Sen. Charles Schumer is introducing legislation to deter “swatting,” a new crime trend that’s costing law enforcement thousands of dollars.
Assemblyman Paul Moriarty was sitting in his Gloucester County home Saturday afternoon when he suddenly got a call from police.
Under one bill, anyone busted for making a hoax call to 911 would be liable for the the cost incurred by police and first responders, said Assemblywoman Annette Quijano, D-Union.
Police had guns drawn and officers were in full protective gear, but they said no one was home.
Police responding to a report of a hostage in Upper Freehold Township discovered it was a hoax.
A massive police presence in Clifton, New Jersey, Saturday night was sparked by a hoax call, authorities confirmed to CBS2.

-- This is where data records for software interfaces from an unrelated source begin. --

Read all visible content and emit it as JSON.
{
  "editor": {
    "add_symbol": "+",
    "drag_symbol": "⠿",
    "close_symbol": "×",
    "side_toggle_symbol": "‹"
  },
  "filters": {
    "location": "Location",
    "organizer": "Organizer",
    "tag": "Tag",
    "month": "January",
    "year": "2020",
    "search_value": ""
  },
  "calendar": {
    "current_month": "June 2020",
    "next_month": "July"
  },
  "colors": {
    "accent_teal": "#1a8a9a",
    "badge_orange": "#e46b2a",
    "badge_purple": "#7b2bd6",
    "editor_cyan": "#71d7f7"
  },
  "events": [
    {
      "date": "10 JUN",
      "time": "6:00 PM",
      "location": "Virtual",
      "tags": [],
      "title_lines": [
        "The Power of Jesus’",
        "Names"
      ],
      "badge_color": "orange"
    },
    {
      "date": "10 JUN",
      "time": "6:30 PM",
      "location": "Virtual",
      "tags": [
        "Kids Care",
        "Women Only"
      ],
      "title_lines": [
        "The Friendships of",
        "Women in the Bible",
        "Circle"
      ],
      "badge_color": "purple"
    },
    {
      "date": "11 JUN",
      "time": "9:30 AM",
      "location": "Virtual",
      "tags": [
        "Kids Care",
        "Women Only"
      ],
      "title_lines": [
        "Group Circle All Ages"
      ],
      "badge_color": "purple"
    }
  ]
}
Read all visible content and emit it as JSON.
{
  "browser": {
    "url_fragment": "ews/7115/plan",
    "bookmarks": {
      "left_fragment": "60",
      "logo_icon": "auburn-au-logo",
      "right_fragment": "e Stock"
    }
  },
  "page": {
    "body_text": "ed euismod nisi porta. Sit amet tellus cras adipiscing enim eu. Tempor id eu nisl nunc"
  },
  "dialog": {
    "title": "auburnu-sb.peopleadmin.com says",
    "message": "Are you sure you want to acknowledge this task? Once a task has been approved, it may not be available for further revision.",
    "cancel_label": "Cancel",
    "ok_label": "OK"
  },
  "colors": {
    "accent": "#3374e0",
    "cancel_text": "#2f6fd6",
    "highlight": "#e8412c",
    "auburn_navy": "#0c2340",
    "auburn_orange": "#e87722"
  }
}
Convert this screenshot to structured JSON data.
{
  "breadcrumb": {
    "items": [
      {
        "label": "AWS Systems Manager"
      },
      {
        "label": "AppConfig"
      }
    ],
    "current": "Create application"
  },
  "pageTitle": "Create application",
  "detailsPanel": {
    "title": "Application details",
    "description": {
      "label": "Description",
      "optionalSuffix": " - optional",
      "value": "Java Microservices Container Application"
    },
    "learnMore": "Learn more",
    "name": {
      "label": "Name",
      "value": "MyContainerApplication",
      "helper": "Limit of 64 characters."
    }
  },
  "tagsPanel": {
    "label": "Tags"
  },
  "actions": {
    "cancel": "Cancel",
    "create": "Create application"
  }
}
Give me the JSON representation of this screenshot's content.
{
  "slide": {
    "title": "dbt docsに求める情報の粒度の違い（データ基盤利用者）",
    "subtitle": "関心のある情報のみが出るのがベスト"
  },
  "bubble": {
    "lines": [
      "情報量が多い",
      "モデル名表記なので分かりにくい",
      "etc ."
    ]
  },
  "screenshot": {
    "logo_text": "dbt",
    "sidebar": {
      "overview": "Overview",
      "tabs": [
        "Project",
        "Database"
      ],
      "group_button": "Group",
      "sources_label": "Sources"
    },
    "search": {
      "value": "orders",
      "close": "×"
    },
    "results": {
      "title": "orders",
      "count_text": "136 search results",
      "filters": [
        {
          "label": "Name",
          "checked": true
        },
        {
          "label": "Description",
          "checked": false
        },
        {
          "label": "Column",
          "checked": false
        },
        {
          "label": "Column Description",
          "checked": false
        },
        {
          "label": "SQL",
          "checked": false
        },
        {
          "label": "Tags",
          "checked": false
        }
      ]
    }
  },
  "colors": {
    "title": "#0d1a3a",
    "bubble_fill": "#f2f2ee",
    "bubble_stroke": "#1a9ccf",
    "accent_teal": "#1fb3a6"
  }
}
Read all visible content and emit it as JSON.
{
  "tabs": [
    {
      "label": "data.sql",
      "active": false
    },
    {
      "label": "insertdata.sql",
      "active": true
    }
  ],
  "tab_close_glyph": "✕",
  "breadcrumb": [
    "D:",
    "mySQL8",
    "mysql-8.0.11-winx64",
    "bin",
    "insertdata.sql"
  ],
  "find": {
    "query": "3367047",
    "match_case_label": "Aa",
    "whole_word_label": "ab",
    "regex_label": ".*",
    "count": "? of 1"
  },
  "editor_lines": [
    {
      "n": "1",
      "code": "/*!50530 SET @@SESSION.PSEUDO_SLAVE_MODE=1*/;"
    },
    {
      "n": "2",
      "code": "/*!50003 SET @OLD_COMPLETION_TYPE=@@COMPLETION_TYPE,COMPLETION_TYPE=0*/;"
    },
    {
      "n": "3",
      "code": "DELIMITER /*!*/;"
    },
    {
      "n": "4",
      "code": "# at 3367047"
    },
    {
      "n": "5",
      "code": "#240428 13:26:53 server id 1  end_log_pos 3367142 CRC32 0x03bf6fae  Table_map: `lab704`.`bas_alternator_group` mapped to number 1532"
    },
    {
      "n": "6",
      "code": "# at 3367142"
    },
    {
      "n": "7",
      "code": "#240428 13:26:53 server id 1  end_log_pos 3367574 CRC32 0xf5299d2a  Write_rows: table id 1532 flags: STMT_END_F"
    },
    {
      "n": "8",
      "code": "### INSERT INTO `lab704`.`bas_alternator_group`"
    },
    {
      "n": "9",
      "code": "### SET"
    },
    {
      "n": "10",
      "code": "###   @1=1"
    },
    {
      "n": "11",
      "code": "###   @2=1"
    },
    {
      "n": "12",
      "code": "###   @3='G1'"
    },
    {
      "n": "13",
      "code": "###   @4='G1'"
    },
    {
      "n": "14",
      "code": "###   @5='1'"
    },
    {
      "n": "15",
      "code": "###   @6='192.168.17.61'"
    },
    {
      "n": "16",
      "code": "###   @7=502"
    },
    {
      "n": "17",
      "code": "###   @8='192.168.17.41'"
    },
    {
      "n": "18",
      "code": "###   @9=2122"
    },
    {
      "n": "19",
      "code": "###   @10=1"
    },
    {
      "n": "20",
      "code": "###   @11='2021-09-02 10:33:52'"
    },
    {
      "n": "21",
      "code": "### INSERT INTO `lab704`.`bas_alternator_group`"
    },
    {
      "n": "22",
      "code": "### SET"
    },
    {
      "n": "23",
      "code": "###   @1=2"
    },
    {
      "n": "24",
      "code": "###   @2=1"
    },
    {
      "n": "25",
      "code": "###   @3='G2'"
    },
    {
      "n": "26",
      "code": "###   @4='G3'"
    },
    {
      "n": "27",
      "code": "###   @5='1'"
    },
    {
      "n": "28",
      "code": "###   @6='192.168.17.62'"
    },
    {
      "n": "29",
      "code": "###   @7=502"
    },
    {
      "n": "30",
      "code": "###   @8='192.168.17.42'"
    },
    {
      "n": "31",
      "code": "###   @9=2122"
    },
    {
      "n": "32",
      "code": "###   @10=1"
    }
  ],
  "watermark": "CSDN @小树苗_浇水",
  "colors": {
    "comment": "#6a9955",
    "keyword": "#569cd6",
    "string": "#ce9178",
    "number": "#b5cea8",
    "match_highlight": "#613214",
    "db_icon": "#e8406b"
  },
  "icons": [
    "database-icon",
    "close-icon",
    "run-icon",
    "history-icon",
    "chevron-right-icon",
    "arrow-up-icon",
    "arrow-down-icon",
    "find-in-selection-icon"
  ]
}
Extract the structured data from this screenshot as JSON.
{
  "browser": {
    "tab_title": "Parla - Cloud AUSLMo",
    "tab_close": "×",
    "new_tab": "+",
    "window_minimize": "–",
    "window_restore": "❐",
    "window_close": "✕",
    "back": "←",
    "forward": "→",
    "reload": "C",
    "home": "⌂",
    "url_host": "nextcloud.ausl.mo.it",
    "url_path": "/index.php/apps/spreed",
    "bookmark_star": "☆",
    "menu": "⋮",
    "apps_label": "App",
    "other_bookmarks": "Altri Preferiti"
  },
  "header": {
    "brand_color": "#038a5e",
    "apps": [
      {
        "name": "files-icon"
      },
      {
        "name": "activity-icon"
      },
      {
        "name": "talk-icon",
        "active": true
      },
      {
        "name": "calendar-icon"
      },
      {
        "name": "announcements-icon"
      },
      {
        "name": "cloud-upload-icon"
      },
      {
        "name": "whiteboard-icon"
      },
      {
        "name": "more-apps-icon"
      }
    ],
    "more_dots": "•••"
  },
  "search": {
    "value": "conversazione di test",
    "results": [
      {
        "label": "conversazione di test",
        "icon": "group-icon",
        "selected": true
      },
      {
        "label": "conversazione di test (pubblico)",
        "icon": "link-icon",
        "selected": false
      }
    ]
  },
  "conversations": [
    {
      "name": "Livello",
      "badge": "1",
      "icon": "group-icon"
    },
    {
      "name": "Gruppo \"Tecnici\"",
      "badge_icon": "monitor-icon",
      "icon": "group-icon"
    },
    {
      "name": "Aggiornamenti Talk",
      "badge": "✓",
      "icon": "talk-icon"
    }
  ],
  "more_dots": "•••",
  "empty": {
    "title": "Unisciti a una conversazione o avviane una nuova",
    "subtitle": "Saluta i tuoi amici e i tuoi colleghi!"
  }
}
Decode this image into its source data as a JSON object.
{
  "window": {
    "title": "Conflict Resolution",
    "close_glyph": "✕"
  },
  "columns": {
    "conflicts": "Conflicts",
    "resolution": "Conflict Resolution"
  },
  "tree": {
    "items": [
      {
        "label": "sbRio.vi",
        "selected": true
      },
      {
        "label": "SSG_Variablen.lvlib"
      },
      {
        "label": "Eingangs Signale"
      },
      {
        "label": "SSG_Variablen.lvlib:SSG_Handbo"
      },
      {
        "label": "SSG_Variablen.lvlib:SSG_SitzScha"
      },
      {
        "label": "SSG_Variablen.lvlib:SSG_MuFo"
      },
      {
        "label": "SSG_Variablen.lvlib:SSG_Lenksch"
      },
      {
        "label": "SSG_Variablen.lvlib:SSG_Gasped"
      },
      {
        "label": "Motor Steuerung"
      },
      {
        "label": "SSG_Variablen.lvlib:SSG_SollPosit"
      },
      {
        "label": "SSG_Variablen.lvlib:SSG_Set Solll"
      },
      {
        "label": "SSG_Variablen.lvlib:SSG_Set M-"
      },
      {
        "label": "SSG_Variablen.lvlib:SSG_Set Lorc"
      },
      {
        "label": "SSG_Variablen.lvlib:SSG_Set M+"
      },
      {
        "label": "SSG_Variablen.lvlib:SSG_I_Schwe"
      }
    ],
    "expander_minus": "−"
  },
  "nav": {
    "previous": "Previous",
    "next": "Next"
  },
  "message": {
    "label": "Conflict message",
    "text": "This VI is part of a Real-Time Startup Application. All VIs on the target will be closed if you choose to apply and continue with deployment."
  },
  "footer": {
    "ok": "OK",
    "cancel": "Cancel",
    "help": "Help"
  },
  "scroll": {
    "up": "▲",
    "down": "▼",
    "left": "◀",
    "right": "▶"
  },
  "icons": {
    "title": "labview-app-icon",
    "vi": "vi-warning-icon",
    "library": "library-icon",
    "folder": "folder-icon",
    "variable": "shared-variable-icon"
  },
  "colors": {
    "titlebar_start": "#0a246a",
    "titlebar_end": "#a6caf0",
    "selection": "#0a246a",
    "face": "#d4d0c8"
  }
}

Long Beach Police Commissioner Michael Tangney said more than 60 heavily armed officers went to a home Tuesday after they had received a fake call that someone killed his mother and brother there.
It turned out the 911 call police were responding to was a hoax and part of a game called “Swatting” that law enforcement officials say has become a nationwide epidemic.